Elsewhere, Gordon, Albert, and Tamara meet DoppelCooper at a federal facility in South Dakota, and they immediately know something's not right. During their interrogation, it appears as if DoppelCooper's head is digitally inserted onto someone else's body, or perhaps digitally enlarged by five or ten percent. The end result is off-putting but still subtle, and adds yet another layer to the uneasy tension of the scene. There's a reference to Phillip Jeffries (David Bowie's character from Fire Walk With Me), and outside, Albert and Cole determine they need to find a certain woman to assess this Cooper situation for them, leaving us hanging until next week before we find out who it is.

This Week's Clues

I don't want this section to imply that Twin Peaks is some kind of puzzle to be solved. But with things like coded messages or strange numbers popping up that clearly have some kind of mysterious significance, I thought it'd be fun to try to keep track of those things on a weekly basis and see if we can figure out what the show is trying to say with them.
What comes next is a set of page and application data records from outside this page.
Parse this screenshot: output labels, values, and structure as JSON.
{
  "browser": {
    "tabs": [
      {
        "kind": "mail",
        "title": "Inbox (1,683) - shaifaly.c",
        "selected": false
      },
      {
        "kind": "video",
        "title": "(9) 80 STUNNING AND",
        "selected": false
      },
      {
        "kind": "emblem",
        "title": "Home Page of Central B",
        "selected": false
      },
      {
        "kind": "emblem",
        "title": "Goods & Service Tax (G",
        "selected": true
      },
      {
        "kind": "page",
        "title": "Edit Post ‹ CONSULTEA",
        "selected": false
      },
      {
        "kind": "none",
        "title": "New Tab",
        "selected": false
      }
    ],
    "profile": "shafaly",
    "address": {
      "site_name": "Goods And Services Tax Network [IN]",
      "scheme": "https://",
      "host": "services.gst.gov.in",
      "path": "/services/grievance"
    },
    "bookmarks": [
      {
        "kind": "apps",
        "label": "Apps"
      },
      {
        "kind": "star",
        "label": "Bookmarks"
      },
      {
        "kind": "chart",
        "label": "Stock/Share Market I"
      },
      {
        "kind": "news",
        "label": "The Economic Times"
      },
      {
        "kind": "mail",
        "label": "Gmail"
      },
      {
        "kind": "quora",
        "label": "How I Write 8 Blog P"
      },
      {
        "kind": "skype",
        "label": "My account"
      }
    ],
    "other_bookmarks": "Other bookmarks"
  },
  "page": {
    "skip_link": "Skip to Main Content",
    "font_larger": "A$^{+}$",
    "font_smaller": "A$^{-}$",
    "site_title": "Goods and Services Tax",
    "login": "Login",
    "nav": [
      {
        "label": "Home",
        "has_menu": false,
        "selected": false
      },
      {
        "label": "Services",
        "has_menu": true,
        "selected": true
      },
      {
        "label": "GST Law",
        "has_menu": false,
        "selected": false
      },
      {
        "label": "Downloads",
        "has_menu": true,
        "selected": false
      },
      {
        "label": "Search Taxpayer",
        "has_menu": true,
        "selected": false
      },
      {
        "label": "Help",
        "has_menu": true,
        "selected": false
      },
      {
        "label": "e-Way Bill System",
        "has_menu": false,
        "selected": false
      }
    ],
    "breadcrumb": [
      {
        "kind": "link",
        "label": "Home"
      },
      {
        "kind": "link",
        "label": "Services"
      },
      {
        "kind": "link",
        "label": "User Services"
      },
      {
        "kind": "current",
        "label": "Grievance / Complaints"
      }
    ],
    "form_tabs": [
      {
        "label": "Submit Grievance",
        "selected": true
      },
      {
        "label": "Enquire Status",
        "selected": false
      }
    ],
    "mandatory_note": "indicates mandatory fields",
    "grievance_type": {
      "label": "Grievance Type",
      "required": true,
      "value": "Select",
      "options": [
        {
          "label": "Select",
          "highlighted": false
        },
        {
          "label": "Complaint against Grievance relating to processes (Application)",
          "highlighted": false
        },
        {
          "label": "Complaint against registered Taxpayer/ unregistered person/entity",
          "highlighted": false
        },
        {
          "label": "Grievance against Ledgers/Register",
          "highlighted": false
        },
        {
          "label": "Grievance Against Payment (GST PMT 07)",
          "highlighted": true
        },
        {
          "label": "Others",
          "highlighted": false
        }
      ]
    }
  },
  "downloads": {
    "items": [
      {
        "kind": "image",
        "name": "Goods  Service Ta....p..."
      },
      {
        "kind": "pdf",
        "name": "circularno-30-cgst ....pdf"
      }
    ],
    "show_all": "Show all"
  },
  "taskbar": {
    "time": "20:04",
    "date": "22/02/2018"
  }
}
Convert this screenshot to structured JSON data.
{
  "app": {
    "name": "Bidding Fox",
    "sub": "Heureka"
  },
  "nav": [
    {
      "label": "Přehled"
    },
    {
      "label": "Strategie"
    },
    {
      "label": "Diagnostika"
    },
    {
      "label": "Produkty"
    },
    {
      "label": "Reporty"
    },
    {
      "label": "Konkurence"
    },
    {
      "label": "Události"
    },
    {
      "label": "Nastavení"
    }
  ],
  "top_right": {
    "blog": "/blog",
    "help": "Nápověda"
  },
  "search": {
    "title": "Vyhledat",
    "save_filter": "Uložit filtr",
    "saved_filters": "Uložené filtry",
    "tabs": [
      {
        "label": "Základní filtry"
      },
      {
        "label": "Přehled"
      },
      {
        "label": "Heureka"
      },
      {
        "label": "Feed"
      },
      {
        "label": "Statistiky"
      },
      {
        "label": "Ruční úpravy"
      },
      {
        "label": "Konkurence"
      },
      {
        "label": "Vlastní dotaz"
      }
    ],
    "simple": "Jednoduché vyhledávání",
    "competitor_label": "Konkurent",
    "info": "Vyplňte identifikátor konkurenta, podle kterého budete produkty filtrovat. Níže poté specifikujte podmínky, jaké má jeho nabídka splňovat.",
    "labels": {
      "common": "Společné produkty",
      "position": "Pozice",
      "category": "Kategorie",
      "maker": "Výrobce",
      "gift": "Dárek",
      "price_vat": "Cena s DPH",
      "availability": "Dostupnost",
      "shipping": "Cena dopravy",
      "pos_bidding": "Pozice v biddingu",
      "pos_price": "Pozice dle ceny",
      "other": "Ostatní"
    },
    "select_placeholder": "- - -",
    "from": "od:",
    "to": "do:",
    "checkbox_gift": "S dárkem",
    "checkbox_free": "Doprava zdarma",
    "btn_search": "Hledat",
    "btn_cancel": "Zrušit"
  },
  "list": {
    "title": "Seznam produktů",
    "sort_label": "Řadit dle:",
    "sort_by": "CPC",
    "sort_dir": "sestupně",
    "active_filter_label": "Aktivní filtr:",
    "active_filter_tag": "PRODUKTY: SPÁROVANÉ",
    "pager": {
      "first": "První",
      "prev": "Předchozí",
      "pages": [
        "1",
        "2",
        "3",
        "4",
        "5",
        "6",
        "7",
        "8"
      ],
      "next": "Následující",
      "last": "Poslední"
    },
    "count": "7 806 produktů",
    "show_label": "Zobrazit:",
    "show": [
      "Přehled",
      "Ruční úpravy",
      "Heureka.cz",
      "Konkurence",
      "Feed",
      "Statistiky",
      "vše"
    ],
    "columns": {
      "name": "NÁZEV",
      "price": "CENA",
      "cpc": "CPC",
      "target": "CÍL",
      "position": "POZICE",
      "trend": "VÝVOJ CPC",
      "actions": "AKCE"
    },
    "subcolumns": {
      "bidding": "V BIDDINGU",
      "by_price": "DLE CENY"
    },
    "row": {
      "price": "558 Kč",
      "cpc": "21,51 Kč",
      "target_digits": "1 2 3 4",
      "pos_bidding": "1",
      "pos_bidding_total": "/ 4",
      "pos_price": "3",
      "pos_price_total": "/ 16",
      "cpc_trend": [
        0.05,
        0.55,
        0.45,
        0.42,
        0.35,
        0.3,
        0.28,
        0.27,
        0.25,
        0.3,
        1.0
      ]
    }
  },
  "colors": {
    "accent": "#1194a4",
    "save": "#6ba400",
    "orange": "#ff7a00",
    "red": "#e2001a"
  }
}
Looking back on last week's clues, we now know that the Arm (in his new form as an electric brain tree) was trying to tell Cooper to prepare for 2:53, the time during which he could switch places with DoppelCooper. The Giant's intonations are still a mystery to me.

This week, Cooper encounters two technological panels in that metal space box: one with the number "15" on it, and one with the number "3." We're reminded, thanks to his key to his room at The Great Northern Hotel, that he stayed in number 315 during his time there. He also sees the floating head of Major Garland Briggs (Don S. Davis) in space, who speaks two words to him: "blue rose." Fans have deciphered this term (which appeared back in Fire Walk With Me) to be a signifier of something supernatural, which may explain why Albert and Cole close out part 4 by referencing it in relation to there being something "off" about the man we know as DoppelCooper.

Also worth noting: in the Black Lodge, the real Cooper was wearing a pin on his jacket that appeared to be standard issue for FBI agents. But when he comes out of the electrical socket and back into the real world, the pin has vanished (and is gone throughout the remainder of the episode). This seems like a detail too purposeful to be a simple continuity error, but like many things in the world of Twin Peaks, its significance remains unknown.